The show must go on
You can’t keep a good trombone player down. Or a director for that matter.
Seventy-nine-year-old Bob Meffert, a trombone player in his early years, has been directing the Marshall Municipal Band for as long as most folks in this city can remember. He has been director since 1983. But if you are old enough to remember, there was another fella before Meffert by the name of Leo Yorde. He directed the band for 33 years.
Longevity, however, is just old music for this band. It has been around for 99 years. Meffert has been part of half of that history. He also taught music at Marshall Public Schools for more than 30 years.
“Last week was the only the third concert I have missed during all of 51 years,” Meffert told me as he stood in the middle of the crowd at Liberty Park Wednesday night. He was talking to people just before the start of Wednesday’s concert.
It would have been the second concert of the summer, but Meffert was “passing kidney stones” on the day of the first scheduled concert on June 7.
“Wednesday about 4 o’clock it started what we thought was one,” Meffert said. “Another one came Friday. It (June 7 concert) was canceled because of a medical emergency.”
But kidney stones didn’t stop him for long. The iron man of Marshall music was ready to go Wednesday.
Cancer also tried to stop Meffert from raising his baton a couple years ago. Although he did admit “directing while undergoing chemo was … interesting.”
He also told the Independent in 2016 that “rumors of me stepping down are ill-founded.”
An Independent editorial in 2016 called Meffert’s run as director “incredible.”
But Meffert says the members of the city band are the ones who are “amazing.”
“This year we have a bigger group of new ones,” Meffert said of the band. “I think we have 13 new ones this year for some reason. This year we just happen to lose a number of trumpets. Four new trumpets out of 10. I think out five saxes, I think one has returned. Some of them are college kids and they finally have jobs.”
But Meffert said he never has a problem finding talent to fill out his sections.
“There is always people out there. I had more people call me this year. They show up,” he said.
Many of them have college degrees and five have a Ph.D., according to Meffert
“We have a number of people who play multiple instruments, including myself. That’s the blessing we have living in a community like this. These people are so dedicated. They just come and play,” he said.
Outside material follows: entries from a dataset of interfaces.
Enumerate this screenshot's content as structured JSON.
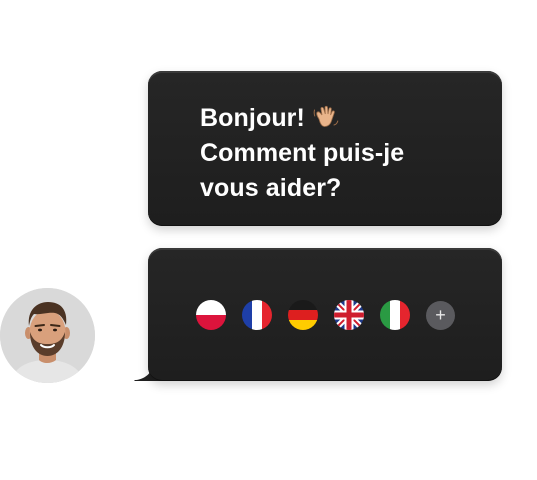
{
  "message": {
    "lines": [
      "Bonjour!",
      "Comment puis-je",
      "vous aider?"
    ],
    "emoji": "waving-hand"
  },
  "languages": [
    {
      "name": "Polish",
      "icon": "poland-flag-icon"
    },
    {
      "name": "French",
      "icon": "france-flag-icon"
    },
    {
      "name": "German",
      "icon": "germany-flag-icon"
    },
    {
      "name": "English (UK)",
      "icon": "uk-flag-icon"
    },
    {
      "name": "Italian",
      "icon": "italy-flag-icon"
    }
  ],
  "more_label": "+",
  "colors": {
    "bubble": "#232323",
    "text": "#ffffff",
    "more_button": "#5a5a5e"
  }
}
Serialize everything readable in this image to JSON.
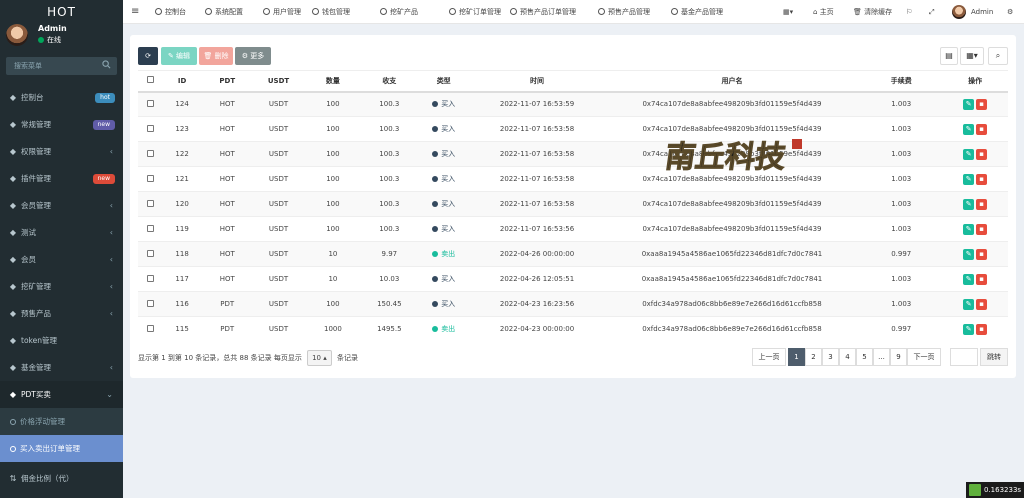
{
  "sidebar": {
    "logo": "HOT",
    "user": {
      "name": "Admin",
      "status": "在线"
    },
    "search_placeholder": "搜索菜单",
    "items": [
      {
        "icon": "dashboard-icon",
        "label": "控制台",
        "badge": "hot"
      },
      {
        "icon": "settings-icon",
        "label": "常规管理",
        "badge": "new"
      },
      {
        "icon": "group-icon",
        "label": "权限管理",
        "arrow": "‹"
      },
      {
        "icon": "plugin-icon",
        "label": "插件管理",
        "badge": "new"
      },
      {
        "icon": "user-group-icon",
        "label": "会员管理",
        "arrow": "‹"
      },
      {
        "icon": "file-icon",
        "label": "测试",
        "arrow": "‹"
      },
      {
        "icon": "user-icon",
        "label": "会员",
        "arrow": "‹"
      },
      {
        "icon": "mining-icon",
        "label": "挖矿管理",
        "arrow": "‹"
      },
      {
        "icon": "presale-icon",
        "label": "预售产品",
        "arrow": "‹"
      },
      {
        "icon": "token-icon",
        "label": "token管理"
      },
      {
        "icon": "fund-icon",
        "label": "基金管理",
        "arrow": "‹"
      },
      {
        "icon": "pdt-trade-icon",
        "label": "PDT买卖",
        "arrow": "⌄"
      }
    ],
    "sub_items": [
      {
        "label": "价格浮动管理"
      },
      {
        "label": "买入卖出订单管理"
      }
    ],
    "bottom_item": {
      "label": "佣金比例（代）"
    }
  },
  "topbar": {
    "tabs": [
      "控制台",
      "系统配置",
      "用户管理",
      "钱包管理",
      "挖矿产品",
      "挖矿订单管理",
      "预售产品订单管理",
      "预售产品管理",
      "基金产品管理"
    ],
    "home": "主页",
    "clear_cache": "清除缓存",
    "admin": "Admin"
  },
  "toolbar": {
    "edit": "编辑",
    "delete": "删除",
    "more": "更多"
  },
  "table": {
    "headers": [
      "ID",
      "PDT",
      "USDT",
      "数量",
      "收支",
      "类型",
      "时间",
      "用户名",
      "手续费",
      "操作"
    ],
    "rows": [
      {
        "id": "124",
        "pdt": "HOT",
        "usdt": "USDT",
        "qty": "100",
        "amount": "100.3",
        "type": "买入",
        "time": "2022-11-07 16:53:59",
        "user": "0x74ca107de8a8abfee498209b3fd01159e5f4d439",
        "fee": "1.003"
      },
      {
        "id": "123",
        "pdt": "HOT",
        "usdt": "USDT",
        "qty": "100",
        "amount": "100.3",
        "type": "买入",
        "time": "2022-11-07 16:53:58",
        "user": "0x74ca107de8a8abfee498209b3fd01159e5f4d439",
        "fee": "1.003"
      },
      {
        "id": "122",
        "pdt": "HOT",
        "usdt": "USDT",
        "qty": "100",
        "amount": "100.3",
        "type": "买入",
        "time": "2022-11-07 16:53:58",
        "user": "0x74ca107de8a8abfee498209b3fd01159e5f4d439",
        "fee": "1.003"
      },
      {
        "id": "121",
        "pdt": "HOT",
        "usdt": "USDT",
        "qty": "100",
        "amount": "100.3",
        "type": "买入",
        "time": "2022-11-07 16:53:58",
        "user": "0x74ca107de8a8abfee498209b3fd01159e5f4d439",
        "fee": "1.003"
      },
      {
        "id": "120",
        "pdt": "HOT",
        "usdt": "USDT",
        "qty": "100",
        "amount": "100.3",
        "type": "买入",
        "time": "2022-11-07 16:53:58",
        "user": "0x74ca107de8a8abfee498209b3fd01159e5f4d439",
        "fee": "1.003"
      },
      {
        "id": "119",
        "pdt": "HOT",
        "usdt": "USDT",
        "qty": "100",
        "amount": "100.3",
        "type": "买入",
        "time": "2022-11-07 16:53:56",
        "user": "0x74ca107de8a8abfee498209b3fd01159e5f4d439",
        "fee": "1.003"
      },
      {
        "id": "118",
        "pdt": "HOT",
        "usdt": "USDT",
        "qty": "10",
        "amount": "9.97",
        "type": "卖出",
        "time": "2022-04-26 00:00:00",
        "user": "0xaa8a1945a4586ae1065fd22346d81dfc7d0c7841",
        "fee": "0.997"
      },
      {
        "id": "117",
        "pdt": "HOT",
        "usdt": "USDT",
        "qty": "10",
        "amount": "10.03",
        "type": "买入",
        "time": "2022-04-26 12:05:51",
        "user": "0xaa8a1945a4586ae1065fd22346d81dfc7d0c7841",
        "fee": "1.003"
      },
      {
        "id": "116",
        "pdt": "PDT",
        "usdt": "USDT",
        "qty": "100",
        "amount": "150.45",
        "type": "买入",
        "time": "2022-04-23 16:23:56",
        "user": "0xfdc34a978ad06c8bb6e89e7e266d16d61ccfb858",
        "fee": "1.003"
      },
      {
        "id": "115",
        "pdt": "PDT",
        "usdt": "USDT",
        "qty": "1000",
        "amount": "1495.5",
        "type": "卖出",
        "time": "2022-04-23 00:00:00",
        "user": "0xfdc34a978ad06c8bb6e89e7e266d16d61ccfb858",
        "fee": "0.997"
      }
    ]
  },
  "colors": {
    "buy": "#34495e",
    "sell": "#18bc9c"
  },
  "footer": {
    "summary": "显示第 1 到第 10 条记录，总共 88 条记录 每页显示",
    "page_size": "10",
    "suffix": "条记录"
  },
  "pagination": {
    "prev": "上一页",
    "pages": [
      "1",
      "2",
      "3",
      "4",
      "5",
      "...",
      "9"
    ],
    "next": "下一页",
    "jump": "跳转"
  },
  "watermark": "南丘科技",
  "timer": "0.163233s"
}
“Nobody wants to do it,” Meffert said with a long laugh.
“So I do it.”
So the music continues every Wednesday at Liberty Park.
You can follow Mike Lamb at Twitter@indymlamb